On the Strobist blog I read an article last week about how a reader uses several off camera speed lights to photograph the high speed movement of hummingbirds. In this process of using the off camera lighting he freezes the motion to almost eliminate the blur.
Now consider this a hummingbird will beat his wings from 15 to 200 per second. So you need a high shutter spend and High-speed sync with a strobe to stop the action.
The post I read at Strobist blog and Pat’s work is what inspired my photo above of the Rufous Hummingbird, pulling up his landing gear just after take-off. Notice the ripples in the water from the downward air pressure of the wings beating.
I took this at the Coyote Hills Regional Park Nectar Garden. It was the only place I could think of that had a regular visitation of hummingbirds. I went back two days in a row to get this image. As Ms. Brezden used to say “Patience is a virtue in which great things happen”. I know she is didn’t coin it, but man she used to tell me that everyday.
My image was taken with ambient light. I pumped up my ISO to 800 used my 300mm prime lens set wide open at f/4 and shutter speed at 1/2500 of a second. I set my camera on my tripod, and just waited for my quarry to come to me.

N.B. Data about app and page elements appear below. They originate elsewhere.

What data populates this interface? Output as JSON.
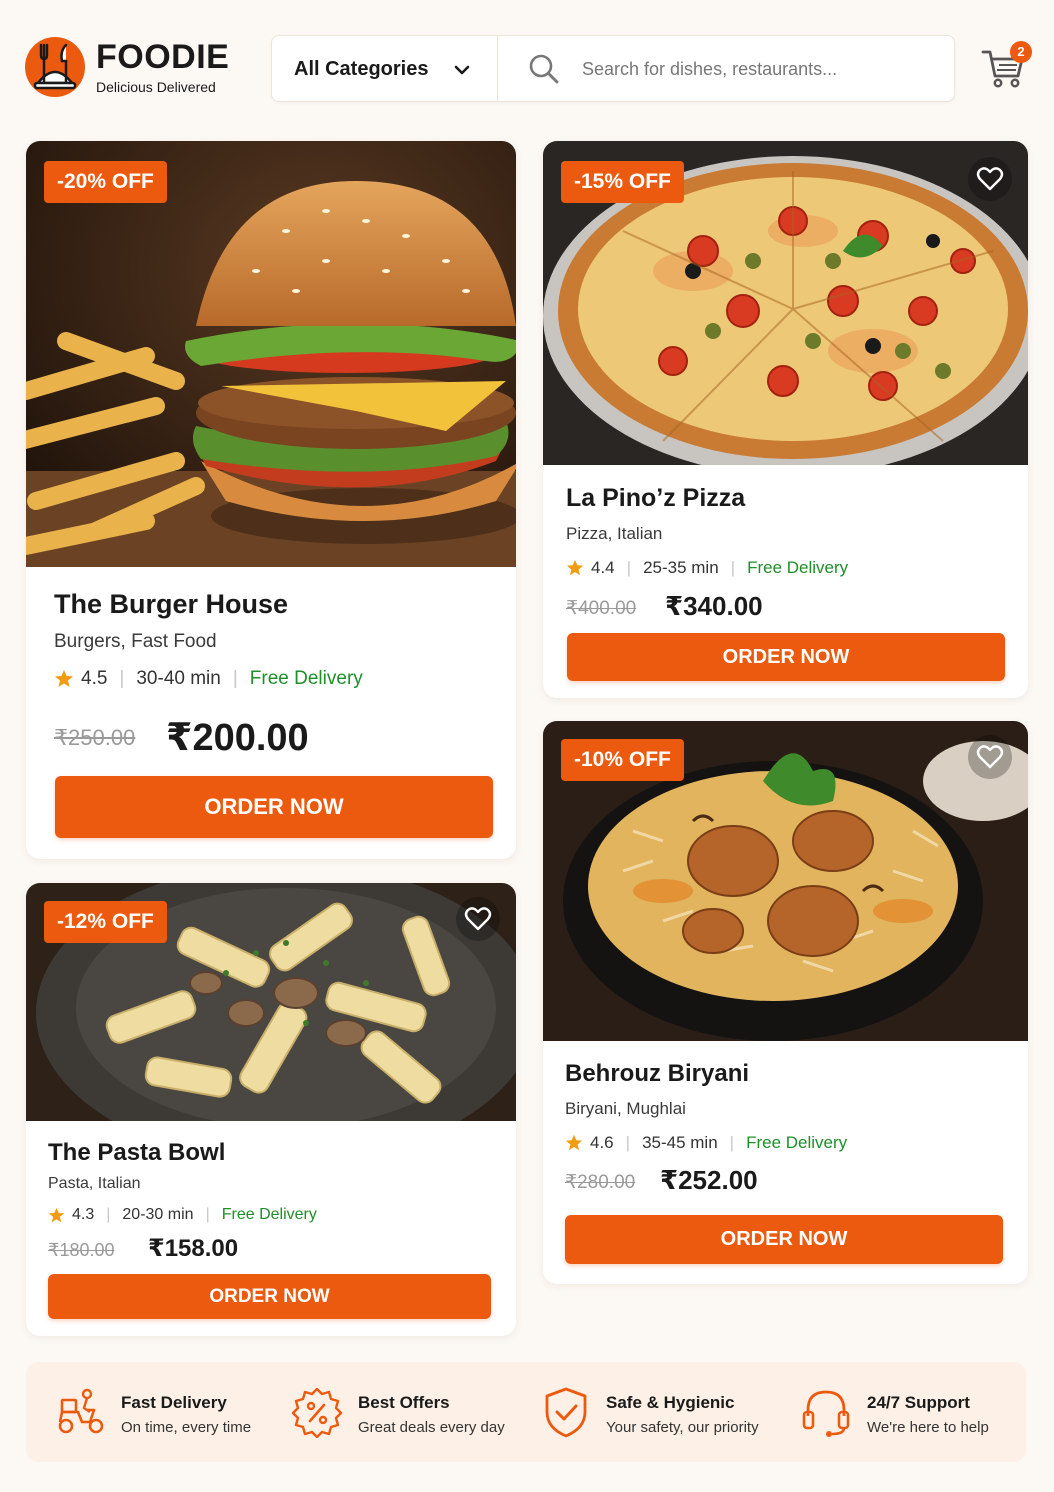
{
  "brand": {
    "name": "FOODIE",
    "tagline": "Delicious Delivered"
  },
  "search": {
    "category": "All Categories",
    "placeholder": "Search for dishes, restaurants..."
  },
  "cart": {
    "count": "2"
  },
  "colors": {
    "accent": "#ec5a0f",
    "free_delivery": "#1f8f2a",
    "background": "#fcf8f4"
  },
  "cards": [
    {
      "discount": "-20% OFF",
      "title": "The Burger House",
      "cuisine": "Burgers, Fast Food",
      "rating": "4.5",
      "time": "30-40 min",
      "delivery": "Free Delivery",
      "old_price": "₹250.00",
      "price": "₹200.00",
      "cta": "ORDER NOW",
      "favorite": false
    },
    {
      "discount": "-15% OFF",
      "title": "La Pino’z Pizza",
      "cuisine": "Pizza, Italian",
      "rating": "4.4",
      "time": "25-35 min",
      "delivery": "Free Delivery",
      "old_price": "₹400.00",
      "price": "₹340.00",
      "cta": "ORDER NOW",
      "favorite": true
    },
    {
      "discount": "-12% OFF",
      "title": "The Pasta Bowl",
      "cuisine": "Pasta, Italian",
      "rating": "4.3",
      "time": "20-30 min",
      "delivery": "Free Delivery",
      "old_price": "₹180.00",
      "price": "₹158.00",
      "cta": "ORDER NOW",
      "favorite": true
    },
    {
      "discount": "-10% OFF",
      "title": "Behrouz Biryani",
      "cuisine": "Biryani, Mughlai",
      "rating": "4.6",
      "time": "35-45 min",
      "delivery": "Free Delivery",
      "old_price": "₹280.00",
      "price": "₹252.00",
      "cta": "ORDER NOW",
      "favorite": true
    }
  ],
  "features": [
    {
      "icon": "scooter-icon",
      "title": "Fast Delivery",
      "subtitle": "On time, every time"
    },
    {
      "icon": "discount-badge-icon",
      "title": "Best Offers",
      "subtitle": "Great deals every day"
    },
    {
      "icon": "shield-check-icon",
      "title": "Safe & Hygienic",
      "subtitle": "Your safety, our priority"
    },
    {
      "icon": "headset-icon",
      "title": "24/7 Support",
      "subtitle": "We're here to help"
    }
  ]
}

In the garden they have three water fountains, bird baths that the hummingbirds like to drink at. The walkway converges right in the middle of these fountains. All I had to do is wait. It wasn’t long and I could hear the familiar, but distinctive click or chirp that they make. I would hear them buzz around behind me. As they would get close to the birdbath I would slowly put my eye to the view finder and slightly adjust the camera to where they might be next.
Hummingbirds can be very skittish. Plus they have a great need not to stay in one place for more then they have too.